The Cabin

Wow! I definitely like the Malaysia Airlines First Class cabin. The colours are rather dark, but the cabin is very beautifully appointed and sumptuous. The seat provides ample space and privacy. It all looks very elegant.


So far when I’ve travelled on the A 380 with Thai, Lufthansa and Singapore Airlines it’s always been on the upper deck. So this will be my first ride on the lower deck. Two things strike me from down here. First, the engines and wing look even more enormous than they do from one floor up. Secondly, there’s more noise on the lower level. The good news is, we’re only two passengers on the flight today.

The Crew

What can I say? Today’s crew really are deserving of Malaysia Airlines’ reputation for the best cabin crew. They are truly excellent and very professional. There are two ladies and one gentleman in charge of the two of us. They take their time to provide a very personalised and utterly charming service. They soon realise I have a bit of a thing about planes and we get talking. Very obviously the crew are very proud of their product and the A 380 and competently answer all my questions.

I am offered a drink and choose an orange juice, which is brought to me with a hot towel. The menu is already at my seat.

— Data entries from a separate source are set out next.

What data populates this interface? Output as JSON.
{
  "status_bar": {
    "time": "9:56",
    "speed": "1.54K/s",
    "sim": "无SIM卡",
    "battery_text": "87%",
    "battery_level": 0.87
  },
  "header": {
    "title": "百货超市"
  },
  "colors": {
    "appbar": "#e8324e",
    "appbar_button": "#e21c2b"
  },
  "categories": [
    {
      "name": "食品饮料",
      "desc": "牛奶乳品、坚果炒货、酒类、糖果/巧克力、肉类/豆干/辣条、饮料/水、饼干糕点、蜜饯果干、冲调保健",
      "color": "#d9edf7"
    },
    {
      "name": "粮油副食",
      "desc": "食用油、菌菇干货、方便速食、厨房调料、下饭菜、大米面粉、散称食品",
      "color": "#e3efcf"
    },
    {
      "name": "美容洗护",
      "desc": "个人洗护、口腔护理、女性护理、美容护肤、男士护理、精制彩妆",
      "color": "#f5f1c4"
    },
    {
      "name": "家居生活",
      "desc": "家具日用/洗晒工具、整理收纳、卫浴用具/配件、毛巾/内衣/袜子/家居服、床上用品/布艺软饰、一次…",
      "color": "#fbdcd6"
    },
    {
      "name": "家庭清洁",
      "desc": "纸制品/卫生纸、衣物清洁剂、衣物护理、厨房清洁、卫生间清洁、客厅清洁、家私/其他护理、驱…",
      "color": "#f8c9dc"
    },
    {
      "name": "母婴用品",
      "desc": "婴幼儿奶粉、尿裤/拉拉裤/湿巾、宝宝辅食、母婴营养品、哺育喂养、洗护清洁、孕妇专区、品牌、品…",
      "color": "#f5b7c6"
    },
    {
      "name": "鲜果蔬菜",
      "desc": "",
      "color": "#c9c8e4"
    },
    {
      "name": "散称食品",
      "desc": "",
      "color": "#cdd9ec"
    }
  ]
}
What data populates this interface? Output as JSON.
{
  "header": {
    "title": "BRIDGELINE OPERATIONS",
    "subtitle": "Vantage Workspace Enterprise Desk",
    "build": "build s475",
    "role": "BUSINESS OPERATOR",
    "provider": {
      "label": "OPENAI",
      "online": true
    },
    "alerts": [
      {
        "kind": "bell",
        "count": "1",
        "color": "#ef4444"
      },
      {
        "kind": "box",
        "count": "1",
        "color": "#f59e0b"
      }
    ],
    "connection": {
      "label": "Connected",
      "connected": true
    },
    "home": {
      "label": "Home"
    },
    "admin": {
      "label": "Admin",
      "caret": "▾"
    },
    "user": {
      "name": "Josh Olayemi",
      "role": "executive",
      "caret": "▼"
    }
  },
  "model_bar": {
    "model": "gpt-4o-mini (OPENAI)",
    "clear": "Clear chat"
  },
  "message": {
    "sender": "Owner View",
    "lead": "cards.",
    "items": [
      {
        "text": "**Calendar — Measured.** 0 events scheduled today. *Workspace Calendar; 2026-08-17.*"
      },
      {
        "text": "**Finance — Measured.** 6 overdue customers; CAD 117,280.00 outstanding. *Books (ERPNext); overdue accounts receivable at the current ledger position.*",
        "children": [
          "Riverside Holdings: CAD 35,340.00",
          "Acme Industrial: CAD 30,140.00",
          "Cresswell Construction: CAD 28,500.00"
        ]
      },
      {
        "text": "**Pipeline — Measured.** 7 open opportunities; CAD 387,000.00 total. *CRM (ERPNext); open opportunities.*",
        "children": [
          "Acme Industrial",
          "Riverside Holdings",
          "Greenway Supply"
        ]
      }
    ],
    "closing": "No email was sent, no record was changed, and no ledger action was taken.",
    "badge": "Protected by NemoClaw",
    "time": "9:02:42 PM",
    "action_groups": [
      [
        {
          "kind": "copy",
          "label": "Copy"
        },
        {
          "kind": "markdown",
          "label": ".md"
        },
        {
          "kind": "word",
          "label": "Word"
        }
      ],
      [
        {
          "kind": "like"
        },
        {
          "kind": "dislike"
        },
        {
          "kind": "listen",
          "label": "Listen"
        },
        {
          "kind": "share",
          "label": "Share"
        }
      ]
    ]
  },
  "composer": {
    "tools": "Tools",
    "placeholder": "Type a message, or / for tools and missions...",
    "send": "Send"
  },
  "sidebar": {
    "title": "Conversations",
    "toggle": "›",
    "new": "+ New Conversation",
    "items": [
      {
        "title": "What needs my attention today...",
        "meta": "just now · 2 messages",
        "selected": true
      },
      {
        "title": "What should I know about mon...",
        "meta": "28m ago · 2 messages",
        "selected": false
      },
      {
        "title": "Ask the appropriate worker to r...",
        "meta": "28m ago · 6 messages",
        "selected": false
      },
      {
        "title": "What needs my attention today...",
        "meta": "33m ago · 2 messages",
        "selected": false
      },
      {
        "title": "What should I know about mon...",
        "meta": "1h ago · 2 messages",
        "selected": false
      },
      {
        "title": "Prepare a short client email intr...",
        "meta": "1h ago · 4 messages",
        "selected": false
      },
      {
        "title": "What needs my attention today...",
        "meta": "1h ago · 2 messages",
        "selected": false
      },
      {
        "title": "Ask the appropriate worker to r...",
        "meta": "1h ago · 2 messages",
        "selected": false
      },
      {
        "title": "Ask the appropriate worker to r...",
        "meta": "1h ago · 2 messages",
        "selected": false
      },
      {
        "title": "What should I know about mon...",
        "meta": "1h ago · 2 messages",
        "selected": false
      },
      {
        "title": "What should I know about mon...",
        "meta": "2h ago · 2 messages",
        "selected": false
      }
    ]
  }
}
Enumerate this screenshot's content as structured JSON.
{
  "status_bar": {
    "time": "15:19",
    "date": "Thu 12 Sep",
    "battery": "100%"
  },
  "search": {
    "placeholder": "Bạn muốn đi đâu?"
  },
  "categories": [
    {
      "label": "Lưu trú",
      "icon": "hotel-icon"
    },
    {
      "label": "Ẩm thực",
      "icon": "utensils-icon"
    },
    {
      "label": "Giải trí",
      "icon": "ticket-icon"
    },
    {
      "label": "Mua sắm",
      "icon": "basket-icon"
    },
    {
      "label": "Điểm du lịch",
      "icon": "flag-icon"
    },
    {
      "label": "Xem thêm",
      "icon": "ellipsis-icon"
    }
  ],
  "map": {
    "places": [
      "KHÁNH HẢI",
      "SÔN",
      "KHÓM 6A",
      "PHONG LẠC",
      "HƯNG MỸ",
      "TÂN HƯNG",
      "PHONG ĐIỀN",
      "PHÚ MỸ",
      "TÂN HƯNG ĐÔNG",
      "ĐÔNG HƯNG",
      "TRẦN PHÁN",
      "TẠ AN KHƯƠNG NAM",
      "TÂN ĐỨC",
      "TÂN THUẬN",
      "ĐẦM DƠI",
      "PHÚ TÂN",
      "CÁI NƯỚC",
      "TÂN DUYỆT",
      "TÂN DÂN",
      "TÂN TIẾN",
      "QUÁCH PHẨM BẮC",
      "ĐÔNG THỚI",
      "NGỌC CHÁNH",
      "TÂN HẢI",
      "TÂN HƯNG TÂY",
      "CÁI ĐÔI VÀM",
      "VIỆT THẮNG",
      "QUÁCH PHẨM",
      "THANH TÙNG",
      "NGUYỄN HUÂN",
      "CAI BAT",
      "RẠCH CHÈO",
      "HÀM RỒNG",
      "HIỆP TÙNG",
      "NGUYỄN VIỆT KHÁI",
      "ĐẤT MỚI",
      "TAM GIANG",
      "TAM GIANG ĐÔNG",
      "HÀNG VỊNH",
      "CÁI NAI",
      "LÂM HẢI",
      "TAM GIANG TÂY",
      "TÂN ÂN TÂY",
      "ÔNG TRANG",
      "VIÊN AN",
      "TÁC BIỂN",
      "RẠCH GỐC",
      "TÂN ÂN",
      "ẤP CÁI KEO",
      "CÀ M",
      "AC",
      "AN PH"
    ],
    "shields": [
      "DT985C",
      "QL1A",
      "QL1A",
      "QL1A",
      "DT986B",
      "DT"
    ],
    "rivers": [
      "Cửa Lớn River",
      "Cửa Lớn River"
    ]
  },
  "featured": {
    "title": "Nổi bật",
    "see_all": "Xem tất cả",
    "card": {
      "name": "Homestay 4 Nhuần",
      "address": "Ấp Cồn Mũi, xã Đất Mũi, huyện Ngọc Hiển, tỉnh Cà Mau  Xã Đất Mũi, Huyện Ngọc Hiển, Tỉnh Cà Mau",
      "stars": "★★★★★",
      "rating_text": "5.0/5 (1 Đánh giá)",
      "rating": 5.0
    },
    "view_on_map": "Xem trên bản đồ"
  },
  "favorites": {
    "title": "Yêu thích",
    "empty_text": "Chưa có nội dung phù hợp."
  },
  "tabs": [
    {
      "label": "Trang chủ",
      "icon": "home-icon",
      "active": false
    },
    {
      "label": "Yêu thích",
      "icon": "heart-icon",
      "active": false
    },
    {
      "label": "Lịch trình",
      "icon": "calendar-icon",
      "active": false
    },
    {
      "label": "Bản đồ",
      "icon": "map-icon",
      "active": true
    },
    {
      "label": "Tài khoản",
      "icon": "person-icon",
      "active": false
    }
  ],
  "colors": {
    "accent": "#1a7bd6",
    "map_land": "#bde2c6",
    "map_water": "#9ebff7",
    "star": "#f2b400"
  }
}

Departure is the same sluggish affair as it was yesterday with Thai Airways from Hong Kong to Bangkok. Well okay, fair enough. I suppose with this big bird take-off will never be sprightly.


The Meal

I start writing this trip report. It’s quite bumpy as the flight attendant comes to dress the table for the meal service. So I place my MacBook Air on the side, on the rail in the space between the seat and the cabin wall. Suddenly there is a bum from the turbulence, followed by a thump. It takes me a moment to realise that the thumping sound came from my laptop, which has managed to slip through a small gap.


It’s so tight I can’t get my hand down there. The flight attendant suggests I move seats to the other side to give her more space to manoeuver while she tries to get a hold of my laptop. Eventually though she gives up and informs me that the captain has been advised and that he has requested engineers to come on board upon arrival in Hong Kong to retrieve the laptop. How embarrassing!


The meal starts with a plate of amazingly fresh and juicy fruit – grapes, dragon fruit, melon and papaya.


This is followed by a selection from the breadbasket. I just have a croissant.


Next I have the Nasi Lemak with spicy shrimps. The dish is served with peanuts, boiled egg, cucumber and dried fish.


And then for dessert I have some vanilla ice cream.


With the coffee the crew serve a bowl of warm nuts and another with chocolates.


After the meal I take a tour of the cabin and the loo.





After we land, the purser comes to my seat and asks me to wait for the engineers to arrive to retrieve my Mac. We pull onto the stand and wait for all the passengers to disembark. It’s amazing how long it takes to unload a nearly full A 380. Once everybody is gone, the engineers arrive. It takes then about 20 minutes until eventually, with the help of one of the flight attendants and her slender hands, they manage to get the laptop out. I’m really embarrassed about the whole thing, which is only highlighted by the fact that all the crew were really very friendly about the whole thing.

I collect my belonging and thank them for their service and their kindness. My next flight will not be until this evening. So I head to the hotel bus shuttle stop and catch the shuttle bus from gate 29 to the Novotel City Gate, which is located about 10 minutes away from the terminal.